● **WHAT TO PRODUCE**
Look through the entries below and report every line that has "label".

● **Website and app data records**
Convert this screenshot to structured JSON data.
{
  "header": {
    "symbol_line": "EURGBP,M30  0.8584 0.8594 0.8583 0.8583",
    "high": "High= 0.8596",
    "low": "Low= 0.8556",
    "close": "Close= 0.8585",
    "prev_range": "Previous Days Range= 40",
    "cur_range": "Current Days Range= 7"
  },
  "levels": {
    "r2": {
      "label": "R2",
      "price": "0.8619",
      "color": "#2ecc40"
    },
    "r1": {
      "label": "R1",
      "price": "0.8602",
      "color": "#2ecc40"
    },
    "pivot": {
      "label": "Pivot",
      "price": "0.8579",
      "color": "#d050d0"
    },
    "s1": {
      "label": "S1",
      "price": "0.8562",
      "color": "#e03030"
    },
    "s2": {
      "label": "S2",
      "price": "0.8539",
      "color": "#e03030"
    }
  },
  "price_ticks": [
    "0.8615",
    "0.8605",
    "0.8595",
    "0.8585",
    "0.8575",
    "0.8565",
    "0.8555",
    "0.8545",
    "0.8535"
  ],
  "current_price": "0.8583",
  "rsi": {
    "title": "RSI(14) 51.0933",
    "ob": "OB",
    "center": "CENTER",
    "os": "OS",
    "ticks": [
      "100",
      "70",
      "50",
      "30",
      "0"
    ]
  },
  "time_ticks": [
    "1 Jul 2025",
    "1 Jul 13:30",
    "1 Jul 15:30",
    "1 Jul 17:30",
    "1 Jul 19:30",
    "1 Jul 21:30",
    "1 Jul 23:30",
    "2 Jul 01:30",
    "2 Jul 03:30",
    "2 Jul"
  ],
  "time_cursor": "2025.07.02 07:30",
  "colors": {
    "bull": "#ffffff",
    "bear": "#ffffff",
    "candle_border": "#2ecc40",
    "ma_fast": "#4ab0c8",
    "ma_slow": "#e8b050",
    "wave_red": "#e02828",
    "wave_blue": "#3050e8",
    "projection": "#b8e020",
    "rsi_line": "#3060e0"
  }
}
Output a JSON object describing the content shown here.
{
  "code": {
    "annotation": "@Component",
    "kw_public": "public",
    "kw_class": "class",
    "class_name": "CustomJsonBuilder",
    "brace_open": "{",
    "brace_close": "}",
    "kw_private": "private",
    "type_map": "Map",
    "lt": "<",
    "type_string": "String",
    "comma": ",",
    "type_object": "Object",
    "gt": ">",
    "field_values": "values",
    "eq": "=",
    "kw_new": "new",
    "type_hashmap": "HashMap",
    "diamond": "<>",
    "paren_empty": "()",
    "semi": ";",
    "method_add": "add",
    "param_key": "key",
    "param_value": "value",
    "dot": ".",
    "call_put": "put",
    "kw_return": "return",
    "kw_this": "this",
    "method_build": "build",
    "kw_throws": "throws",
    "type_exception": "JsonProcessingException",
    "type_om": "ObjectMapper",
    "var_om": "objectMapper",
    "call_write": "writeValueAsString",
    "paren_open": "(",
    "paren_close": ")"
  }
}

● **YOUR RESPONSE**
      "label": "R2",
      "label": "R1",
      "label": "Pivot",
      "label": "S1",
      "label": "S2",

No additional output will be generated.